■ **GOAL OF THE EXERCISE**:
Reproduce verbatim the line where "Enumerate this screenshot's" occurs, along with all following lines down to the last line of the data.

--- INFORMATION PROVIDED ---

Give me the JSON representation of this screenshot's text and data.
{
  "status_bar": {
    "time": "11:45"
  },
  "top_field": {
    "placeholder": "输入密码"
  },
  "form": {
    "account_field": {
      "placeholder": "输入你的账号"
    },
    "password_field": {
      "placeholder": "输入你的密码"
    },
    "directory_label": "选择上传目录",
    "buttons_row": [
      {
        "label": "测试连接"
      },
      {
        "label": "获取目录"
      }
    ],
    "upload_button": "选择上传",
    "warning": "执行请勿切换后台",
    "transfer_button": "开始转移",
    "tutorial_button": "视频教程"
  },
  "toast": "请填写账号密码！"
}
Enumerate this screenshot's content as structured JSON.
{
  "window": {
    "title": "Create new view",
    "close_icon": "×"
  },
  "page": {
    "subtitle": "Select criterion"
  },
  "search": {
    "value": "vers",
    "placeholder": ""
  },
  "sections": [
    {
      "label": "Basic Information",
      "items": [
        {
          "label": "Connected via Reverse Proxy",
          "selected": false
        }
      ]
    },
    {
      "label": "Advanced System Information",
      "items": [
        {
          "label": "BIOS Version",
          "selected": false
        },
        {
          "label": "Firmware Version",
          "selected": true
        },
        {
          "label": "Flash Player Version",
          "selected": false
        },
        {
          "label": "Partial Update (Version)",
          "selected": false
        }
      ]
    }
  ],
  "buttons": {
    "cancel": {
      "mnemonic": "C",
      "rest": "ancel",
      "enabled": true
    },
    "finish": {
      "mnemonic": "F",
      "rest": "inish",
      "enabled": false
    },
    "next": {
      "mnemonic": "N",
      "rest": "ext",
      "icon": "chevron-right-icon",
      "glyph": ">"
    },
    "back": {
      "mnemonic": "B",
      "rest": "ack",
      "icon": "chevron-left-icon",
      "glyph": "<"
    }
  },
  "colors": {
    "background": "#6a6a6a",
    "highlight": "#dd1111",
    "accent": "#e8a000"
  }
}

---

■ **SOLUTION TO THIS PROBLEM**:
Enumerate this screenshot's content as structured JSON.
{
  "window": {
    "title": "Create new view",
    "close_icon": "×"
  },
  "page": {
    "subtitle": "Select criterion"
  },
  "search": {
    "value": "vers",
    "placeholder": ""
  },
  "sections": [
    {
      "label": "Basic Information",
      "items": [
        {
          "label": "Connected via Reverse Proxy",
          "selected": false
        }
      ]
    },
    {
      "label": "Advanced System Information",
      "items": [
        {
          "label": "BIOS Version",
          "selected": false
        },
        {
          "label": "Firmware Version",
          "selected": true
        },
        {
          "label": "Flash Player Version",
          "selected": false
        },
        {
          "label": "Partial Update (Version)",
          "selected": false
        }
      ]
    }
  ],
  "buttons": {
    "cancel": {
      "mnemonic": "C",
      "rest": "ancel",
      "enabled": true
    },
    "finish": {
      "mnemonic": "F",
      "rest": "inish",
      "enabled": false
    },
    "next": {
      "mnemonic": "N",
      "rest": "ext",
      "icon": "chevron-right-icon",
      "glyph": ">"
    },
    "back": {
      "mnemonic": "B",
      "rest": "ack",
      "icon": "chevron-left-icon",
      "glyph": "<"
    }
  },
  "colors": {
    "background": "#6a6a6a",
    "highlight": "#dd1111",
    "accent": "#e8a000"
  }
}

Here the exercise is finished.